A common law marriage occurs when a couple lives together for a certain number of years (generally more than 10) and holds themselves out as being married (by introducing the each other as a spouse, or by stating they are married on forms). Common law marriage was created so that people who have lived as if they are married in every way except having the legal piece of paper could be treated as if they were actually married.
Arizona does not permit common law marriages. However, Alabama, Colorado, Washington D.C., Iowa, Kansas, Montana, New Hampshire, Rhode Island, South Carolina and Texas are states that have created common law marriage recognition laws. If couples in these states live together for the set number of years and hold themselves out as being married, they become legally married in the eyes of the law. If a couple in one of these states wants their marriage to be recognized in Arizona, a court in their home state has to first formally recognize them as being married, then Arizona will treat the marriage as a legal marriage.

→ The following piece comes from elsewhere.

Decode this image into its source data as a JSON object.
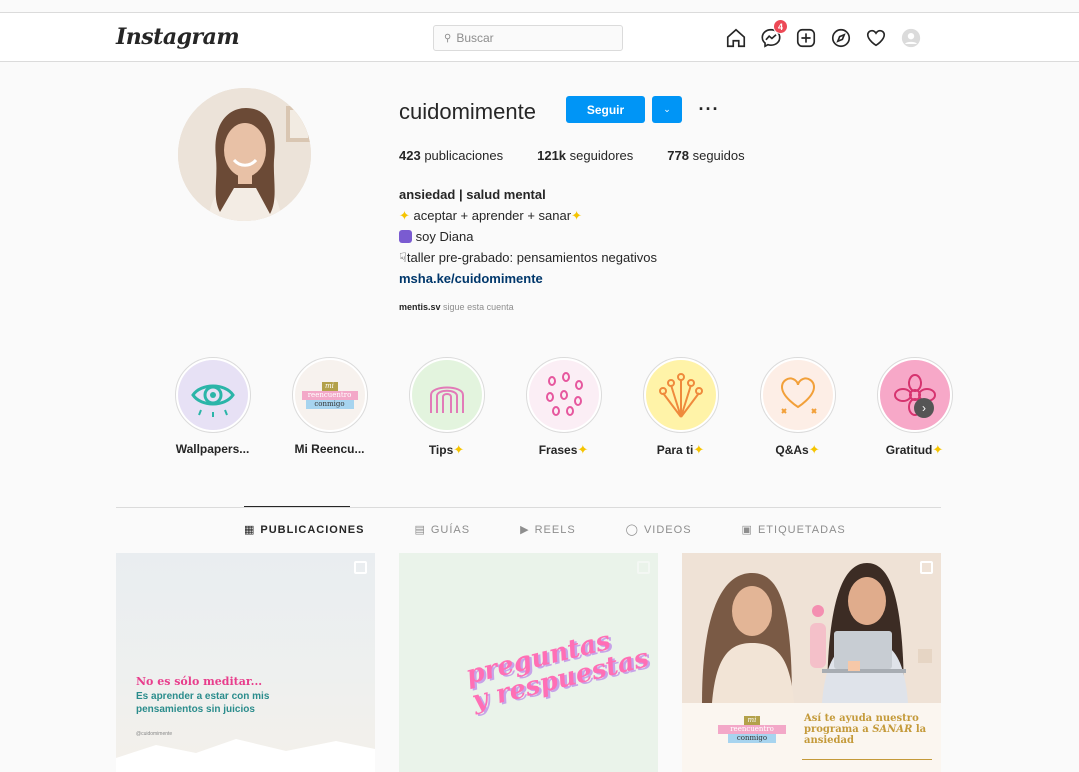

Couples in Arizona who live together, have children, and act as if they are married are never considered legally married. If they break up, they are not eligible to get a divorce. However, Family Court is available to handle child custody and child support. There is no spousal support available for an unmarried couple in Arizona. Likewise, there is no property division available in Family Court, but small claims courts can be used a last resort if there is a dispute about ownership.
Contact the attorneys at the Sampair Group for help with your divorce and family law matters in the Phoenix, Mesa, and Glendale areas. Make an appointment with one of our skilled attorneys today.